• ASSIGNMENT: Select every line containing the word "TERRITORIES" from the material, and copy those lines.
· · · · · · ·
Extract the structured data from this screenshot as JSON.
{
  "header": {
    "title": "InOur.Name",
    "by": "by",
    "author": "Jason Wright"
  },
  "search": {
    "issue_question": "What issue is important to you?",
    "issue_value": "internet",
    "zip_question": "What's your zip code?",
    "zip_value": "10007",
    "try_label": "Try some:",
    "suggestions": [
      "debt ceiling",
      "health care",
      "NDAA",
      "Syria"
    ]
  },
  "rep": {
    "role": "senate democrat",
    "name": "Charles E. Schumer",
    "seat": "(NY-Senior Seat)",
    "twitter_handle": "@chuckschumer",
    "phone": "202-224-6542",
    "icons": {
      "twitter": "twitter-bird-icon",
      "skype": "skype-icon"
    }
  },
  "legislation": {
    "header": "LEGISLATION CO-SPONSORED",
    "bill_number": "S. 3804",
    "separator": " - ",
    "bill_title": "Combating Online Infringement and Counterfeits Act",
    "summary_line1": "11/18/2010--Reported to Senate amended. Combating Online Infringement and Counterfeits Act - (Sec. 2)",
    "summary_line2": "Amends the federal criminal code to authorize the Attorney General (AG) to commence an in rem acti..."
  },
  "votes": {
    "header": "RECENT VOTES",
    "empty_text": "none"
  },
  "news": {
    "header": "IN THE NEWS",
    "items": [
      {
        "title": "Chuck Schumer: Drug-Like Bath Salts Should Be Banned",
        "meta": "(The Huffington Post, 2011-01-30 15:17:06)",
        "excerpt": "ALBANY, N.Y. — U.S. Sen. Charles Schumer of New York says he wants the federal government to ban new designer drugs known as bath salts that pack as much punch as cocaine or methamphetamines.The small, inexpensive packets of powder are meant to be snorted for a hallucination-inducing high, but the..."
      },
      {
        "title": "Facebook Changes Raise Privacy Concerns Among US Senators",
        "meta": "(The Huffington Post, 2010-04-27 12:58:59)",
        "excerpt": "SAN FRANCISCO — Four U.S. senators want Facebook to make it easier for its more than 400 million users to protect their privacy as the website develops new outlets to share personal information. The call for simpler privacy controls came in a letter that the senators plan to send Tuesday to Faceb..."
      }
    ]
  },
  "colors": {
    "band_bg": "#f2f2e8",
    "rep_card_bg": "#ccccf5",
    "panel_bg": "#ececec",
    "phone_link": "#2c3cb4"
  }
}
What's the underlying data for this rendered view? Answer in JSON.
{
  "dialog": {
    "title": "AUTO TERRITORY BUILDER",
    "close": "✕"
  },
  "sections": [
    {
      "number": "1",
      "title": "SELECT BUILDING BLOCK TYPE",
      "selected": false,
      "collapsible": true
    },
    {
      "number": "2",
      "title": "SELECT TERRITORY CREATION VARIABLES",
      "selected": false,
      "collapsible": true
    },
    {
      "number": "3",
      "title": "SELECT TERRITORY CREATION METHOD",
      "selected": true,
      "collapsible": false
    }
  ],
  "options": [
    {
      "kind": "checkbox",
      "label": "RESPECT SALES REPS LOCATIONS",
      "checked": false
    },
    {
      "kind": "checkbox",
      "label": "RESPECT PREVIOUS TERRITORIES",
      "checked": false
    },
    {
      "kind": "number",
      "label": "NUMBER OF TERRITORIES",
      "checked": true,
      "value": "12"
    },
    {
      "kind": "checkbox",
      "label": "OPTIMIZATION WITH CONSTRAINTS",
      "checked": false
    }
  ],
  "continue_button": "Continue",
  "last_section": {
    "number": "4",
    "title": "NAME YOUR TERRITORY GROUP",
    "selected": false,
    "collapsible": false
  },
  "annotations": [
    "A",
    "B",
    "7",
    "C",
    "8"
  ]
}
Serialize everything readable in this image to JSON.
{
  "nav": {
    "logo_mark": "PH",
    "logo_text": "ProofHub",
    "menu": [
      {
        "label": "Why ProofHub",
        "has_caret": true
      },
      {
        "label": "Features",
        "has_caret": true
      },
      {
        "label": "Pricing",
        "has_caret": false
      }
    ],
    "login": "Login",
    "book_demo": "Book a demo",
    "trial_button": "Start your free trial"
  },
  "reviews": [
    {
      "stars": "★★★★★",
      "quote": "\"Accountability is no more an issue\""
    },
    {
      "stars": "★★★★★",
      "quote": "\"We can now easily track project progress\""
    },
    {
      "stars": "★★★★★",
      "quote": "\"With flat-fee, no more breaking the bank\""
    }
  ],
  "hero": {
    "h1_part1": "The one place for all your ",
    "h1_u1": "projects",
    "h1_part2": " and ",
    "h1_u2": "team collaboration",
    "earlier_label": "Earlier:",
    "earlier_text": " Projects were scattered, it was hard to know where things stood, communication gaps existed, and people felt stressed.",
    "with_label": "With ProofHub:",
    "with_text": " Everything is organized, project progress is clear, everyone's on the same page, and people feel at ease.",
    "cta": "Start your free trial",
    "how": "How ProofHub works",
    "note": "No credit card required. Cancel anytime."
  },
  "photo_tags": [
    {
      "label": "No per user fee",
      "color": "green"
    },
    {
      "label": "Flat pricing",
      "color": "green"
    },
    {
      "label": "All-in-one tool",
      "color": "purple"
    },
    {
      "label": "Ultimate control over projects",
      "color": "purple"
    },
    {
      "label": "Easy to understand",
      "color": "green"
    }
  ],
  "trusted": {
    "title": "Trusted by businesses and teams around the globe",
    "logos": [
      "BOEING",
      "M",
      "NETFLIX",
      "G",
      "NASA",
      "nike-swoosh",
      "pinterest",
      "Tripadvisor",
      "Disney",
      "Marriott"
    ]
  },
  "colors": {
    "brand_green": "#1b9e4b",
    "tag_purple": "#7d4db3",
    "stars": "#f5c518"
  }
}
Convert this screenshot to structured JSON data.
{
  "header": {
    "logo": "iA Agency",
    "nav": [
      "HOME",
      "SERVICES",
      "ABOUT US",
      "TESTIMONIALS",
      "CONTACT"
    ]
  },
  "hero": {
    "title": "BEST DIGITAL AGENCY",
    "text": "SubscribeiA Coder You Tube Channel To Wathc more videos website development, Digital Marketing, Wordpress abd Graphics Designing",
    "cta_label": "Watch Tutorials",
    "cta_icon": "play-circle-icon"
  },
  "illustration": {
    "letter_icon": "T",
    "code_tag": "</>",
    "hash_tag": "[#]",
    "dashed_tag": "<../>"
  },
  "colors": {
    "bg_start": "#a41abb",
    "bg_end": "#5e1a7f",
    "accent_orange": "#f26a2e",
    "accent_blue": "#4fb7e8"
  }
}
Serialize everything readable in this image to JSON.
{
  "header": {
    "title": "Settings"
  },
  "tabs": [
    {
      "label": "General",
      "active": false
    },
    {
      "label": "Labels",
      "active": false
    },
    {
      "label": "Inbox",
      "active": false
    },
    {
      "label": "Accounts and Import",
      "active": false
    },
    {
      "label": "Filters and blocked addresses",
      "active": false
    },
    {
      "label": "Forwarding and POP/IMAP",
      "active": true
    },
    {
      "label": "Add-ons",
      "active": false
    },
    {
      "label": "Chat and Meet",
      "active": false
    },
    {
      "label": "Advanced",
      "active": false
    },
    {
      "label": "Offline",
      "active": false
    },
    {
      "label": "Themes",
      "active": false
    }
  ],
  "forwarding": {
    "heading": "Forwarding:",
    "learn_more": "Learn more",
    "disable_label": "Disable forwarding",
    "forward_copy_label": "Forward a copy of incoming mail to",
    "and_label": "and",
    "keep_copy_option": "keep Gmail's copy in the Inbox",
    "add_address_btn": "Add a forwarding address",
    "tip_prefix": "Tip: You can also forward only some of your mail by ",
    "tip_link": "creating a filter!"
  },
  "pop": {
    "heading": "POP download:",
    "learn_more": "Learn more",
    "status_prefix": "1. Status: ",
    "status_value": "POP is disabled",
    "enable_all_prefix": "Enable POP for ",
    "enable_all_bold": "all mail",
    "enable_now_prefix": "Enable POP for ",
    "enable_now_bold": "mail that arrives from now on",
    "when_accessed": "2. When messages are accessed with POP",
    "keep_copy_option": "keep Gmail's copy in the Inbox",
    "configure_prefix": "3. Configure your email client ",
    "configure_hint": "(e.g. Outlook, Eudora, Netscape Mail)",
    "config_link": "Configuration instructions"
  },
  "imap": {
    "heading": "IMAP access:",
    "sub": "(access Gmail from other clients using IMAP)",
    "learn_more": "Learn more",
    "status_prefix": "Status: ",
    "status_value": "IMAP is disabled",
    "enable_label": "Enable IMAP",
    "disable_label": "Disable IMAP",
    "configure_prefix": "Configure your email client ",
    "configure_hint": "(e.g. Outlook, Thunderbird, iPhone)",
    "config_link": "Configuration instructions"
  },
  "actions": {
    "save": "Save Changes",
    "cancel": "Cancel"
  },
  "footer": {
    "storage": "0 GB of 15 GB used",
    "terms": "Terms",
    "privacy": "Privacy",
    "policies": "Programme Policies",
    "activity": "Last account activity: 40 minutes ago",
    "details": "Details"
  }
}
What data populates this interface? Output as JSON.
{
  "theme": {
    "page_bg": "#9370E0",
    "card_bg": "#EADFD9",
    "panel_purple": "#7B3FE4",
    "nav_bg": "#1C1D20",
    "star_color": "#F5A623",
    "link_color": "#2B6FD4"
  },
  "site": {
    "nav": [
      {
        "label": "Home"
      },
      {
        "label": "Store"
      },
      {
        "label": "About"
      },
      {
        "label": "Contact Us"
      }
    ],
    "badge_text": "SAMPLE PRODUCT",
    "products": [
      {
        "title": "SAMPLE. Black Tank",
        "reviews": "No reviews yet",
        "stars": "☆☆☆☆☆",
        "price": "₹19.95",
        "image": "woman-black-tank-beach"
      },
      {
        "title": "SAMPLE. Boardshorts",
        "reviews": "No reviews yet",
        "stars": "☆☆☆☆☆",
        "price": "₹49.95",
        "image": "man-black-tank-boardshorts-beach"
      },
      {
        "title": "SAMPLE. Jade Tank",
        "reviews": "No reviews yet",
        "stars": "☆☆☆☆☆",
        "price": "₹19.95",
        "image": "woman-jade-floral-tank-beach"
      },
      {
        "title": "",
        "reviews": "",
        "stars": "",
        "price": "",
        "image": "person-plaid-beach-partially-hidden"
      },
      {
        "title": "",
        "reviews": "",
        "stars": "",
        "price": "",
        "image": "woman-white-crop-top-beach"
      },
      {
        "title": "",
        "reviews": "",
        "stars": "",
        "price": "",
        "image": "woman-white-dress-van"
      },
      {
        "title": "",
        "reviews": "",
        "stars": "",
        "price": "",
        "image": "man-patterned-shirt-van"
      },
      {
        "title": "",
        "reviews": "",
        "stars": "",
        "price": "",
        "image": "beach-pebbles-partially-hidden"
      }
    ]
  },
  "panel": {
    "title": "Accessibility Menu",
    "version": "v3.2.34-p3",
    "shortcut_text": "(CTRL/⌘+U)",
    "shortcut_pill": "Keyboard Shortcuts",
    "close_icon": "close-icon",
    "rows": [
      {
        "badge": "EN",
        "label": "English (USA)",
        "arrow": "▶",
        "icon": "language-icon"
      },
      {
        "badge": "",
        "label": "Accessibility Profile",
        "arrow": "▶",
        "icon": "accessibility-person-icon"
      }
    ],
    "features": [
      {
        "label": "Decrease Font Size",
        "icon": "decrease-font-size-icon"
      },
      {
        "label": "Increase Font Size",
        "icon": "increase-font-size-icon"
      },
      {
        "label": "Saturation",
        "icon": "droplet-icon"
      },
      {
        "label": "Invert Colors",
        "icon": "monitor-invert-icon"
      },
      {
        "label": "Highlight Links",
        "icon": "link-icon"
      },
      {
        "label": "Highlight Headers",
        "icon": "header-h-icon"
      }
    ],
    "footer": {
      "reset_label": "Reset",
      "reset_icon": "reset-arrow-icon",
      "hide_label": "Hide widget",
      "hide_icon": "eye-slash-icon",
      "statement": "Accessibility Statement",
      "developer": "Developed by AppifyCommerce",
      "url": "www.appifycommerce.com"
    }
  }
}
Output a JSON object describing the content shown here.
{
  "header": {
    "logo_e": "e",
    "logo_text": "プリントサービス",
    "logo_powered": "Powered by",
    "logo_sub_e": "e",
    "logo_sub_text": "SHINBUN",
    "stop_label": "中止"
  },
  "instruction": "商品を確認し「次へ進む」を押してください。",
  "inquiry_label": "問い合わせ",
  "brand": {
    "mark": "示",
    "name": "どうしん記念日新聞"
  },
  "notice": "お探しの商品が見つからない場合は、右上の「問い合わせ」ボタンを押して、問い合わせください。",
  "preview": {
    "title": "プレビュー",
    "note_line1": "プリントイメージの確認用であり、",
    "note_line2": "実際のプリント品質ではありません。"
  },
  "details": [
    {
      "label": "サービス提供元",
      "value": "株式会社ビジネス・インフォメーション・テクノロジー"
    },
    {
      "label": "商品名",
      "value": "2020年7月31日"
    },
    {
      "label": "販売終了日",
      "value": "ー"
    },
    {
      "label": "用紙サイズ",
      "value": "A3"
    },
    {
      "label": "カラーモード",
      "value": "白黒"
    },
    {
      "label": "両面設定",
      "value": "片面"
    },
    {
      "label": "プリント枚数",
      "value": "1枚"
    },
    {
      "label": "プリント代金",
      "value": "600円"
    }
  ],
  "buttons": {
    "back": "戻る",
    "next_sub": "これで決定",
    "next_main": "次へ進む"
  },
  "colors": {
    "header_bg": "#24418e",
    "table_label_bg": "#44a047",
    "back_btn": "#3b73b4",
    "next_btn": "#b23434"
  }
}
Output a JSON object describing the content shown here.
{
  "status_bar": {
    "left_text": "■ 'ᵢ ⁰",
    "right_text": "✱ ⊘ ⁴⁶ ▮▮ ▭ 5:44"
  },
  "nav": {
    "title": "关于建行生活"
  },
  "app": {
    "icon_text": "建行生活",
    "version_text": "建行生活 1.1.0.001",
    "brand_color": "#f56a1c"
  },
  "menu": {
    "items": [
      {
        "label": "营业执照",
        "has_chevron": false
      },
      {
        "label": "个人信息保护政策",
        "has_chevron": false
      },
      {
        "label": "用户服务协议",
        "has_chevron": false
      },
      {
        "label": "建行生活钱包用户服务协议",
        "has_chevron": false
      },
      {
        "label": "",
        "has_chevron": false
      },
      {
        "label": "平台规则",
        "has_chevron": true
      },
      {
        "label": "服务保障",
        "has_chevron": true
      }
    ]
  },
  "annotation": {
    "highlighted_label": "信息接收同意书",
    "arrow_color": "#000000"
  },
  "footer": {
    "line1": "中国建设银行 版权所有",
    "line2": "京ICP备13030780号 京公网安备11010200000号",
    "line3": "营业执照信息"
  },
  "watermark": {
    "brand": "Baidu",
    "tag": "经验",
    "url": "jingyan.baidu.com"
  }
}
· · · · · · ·
• TASK RESPONSE:
      "label": "RESPECT PREVIOUS TERRITORIES",
      "label": "NUMBER OF TERRITORIES",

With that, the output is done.